The holy mind of all the buddhas manifests in this female aspect, Tara. What does this aspect look like? Tara is in the nature of green light, with one face and two arms. Her face is very peaceful, with a slight smile. Her hair is very dark, half tied up and half loose, and decorated with an utpala flower at the crown. Tara is adorned with jewel ornaments of necklace, bracelets, armlets, anklets, and so on. Her eyes, very loving and compassionate, are not opened widely but are fine and a little rounded. Tara's eyes express compassion for you, like the look of loving kindness a mother gives her beloved only child. Tara's right hand, holding the stem of an utpala flower, is in the mudra of granting sublime realizations. Her left hand holds the stem of another utpala flower, with three fingers standing upright to signify refuge in Buddha, Dharma and Sangha.

With fully developed breasts, Tara is adorned with a jewel necklace and also with jewel garlands and various scarves. Her right leg is stretched out, and the left one contracted. Behind her is a moon disc. Tara is adorned with the complete holy signs and exemplifications of a buddha. On her forehead is a white OM, essence of the vajra holy body; at her neck, a red AH, essence of vajra holy speech; and at her heart, a blue HUNG, essence of the vajra holy mind.

White nectar beams come from the OM, strike your forehead, and enter inside you to purify all the obscurations and negative karmas you have accumulated with the body from beginningless rebirths until now. From the AH at Tara's throat, red nectar beams are emitted and strike your own throat; all obscurations and negative karmas accumulated with your speech are completely purified. Then, from Tara's heart syllable HUNG, blue nectar beams are emitted and enter your heart; all the obscurations and negative karmas accumulated with your mind from beginningless rebirths until now are purified. Out of compassion for you and all living beings, Mother Tara has purified you.
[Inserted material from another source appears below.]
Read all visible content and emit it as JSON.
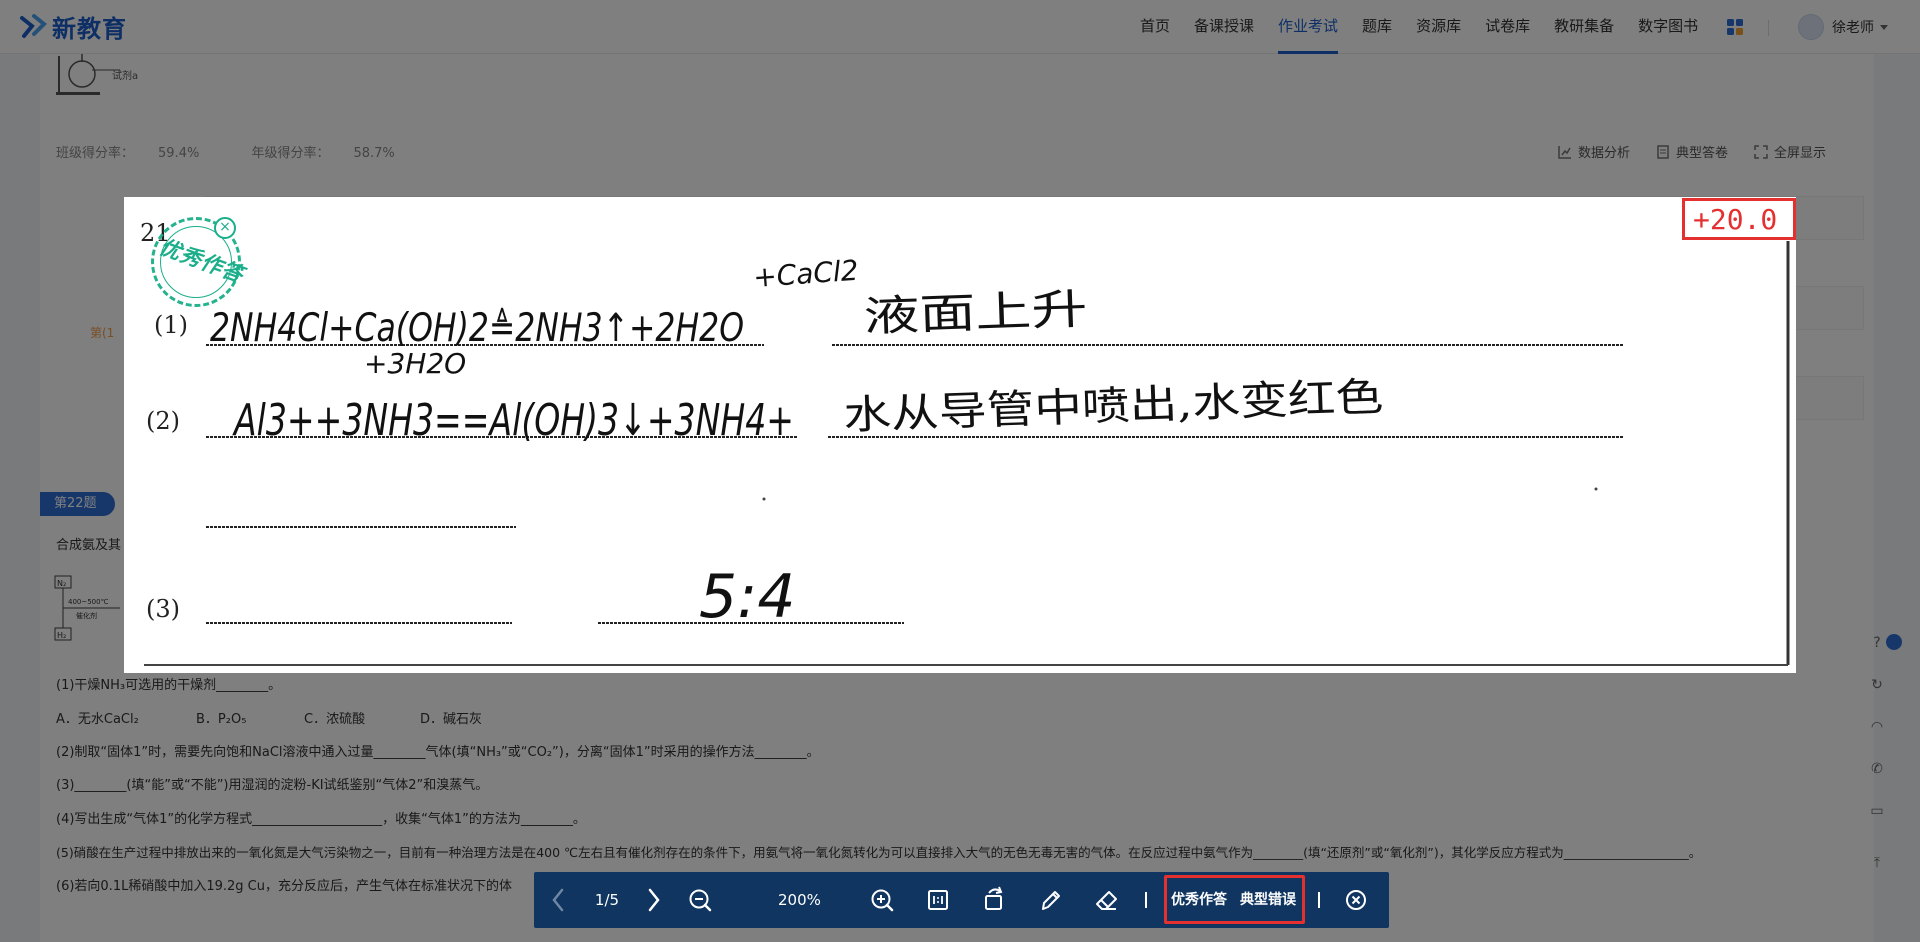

Concentrate on this as you recite the mantra: OM TARE TUTTARE TURE SVAHA. Or if you wish, you can visualize Tara on your crown as in the short Tara sadhana.

When you finish the meditation, pray to Tara: "Without delay of even a second, may I become Tara and in each second free uncountable numbers of living beings from all their sufferings and lead them to full enlightenment."

Pray to achieve this through generating bodhicitta, the wish to achieve Tara for the sake of other living beings. Because you are not following the selfish mind but have changed your attitude to one of using your life to serve others, to obtain their temporal and ultimate happiness, Tara is extremely pleased with you. Your practicing the loving, compassionate thought of bodhicitta and morality, which means keeping your vows, please Tara the most. These essential Mahayana practices are the best offerings you can make to Tara; these bring you closer to Tara, so that she quickly helps all your actions to succeed. How much Tara helps you depends on how much you practice the essence of the Mahayana teachings.

So, because of your attitude of bodhicitta, Tara is extremely pleased with you; she melts into green light, enters through your forehead, and absorbs into your heart. Think: "My body, speech and mind have been blessed to become Tara's vajra holy body, holy speech and holy mind." By receiving the blessings of Tara with a calm, devoted mind, you plant the seed to develop your mind and actually achieve Tara.

After the absorption, if you wish, one-pointedly concentrate on the nature of Tara's holy mind. Then conclude your practice by dedicating the merits to the generation of bodhicitta and to your achievement of Tara, in order to lead every living being as quickly as possible to Tara's enlightenment.

To access Praises to the Twenty-One Taras in ebook format, go to FPMT's Foundation Store. The ebook includes Tibetan phonetics, chantable English version and English translation.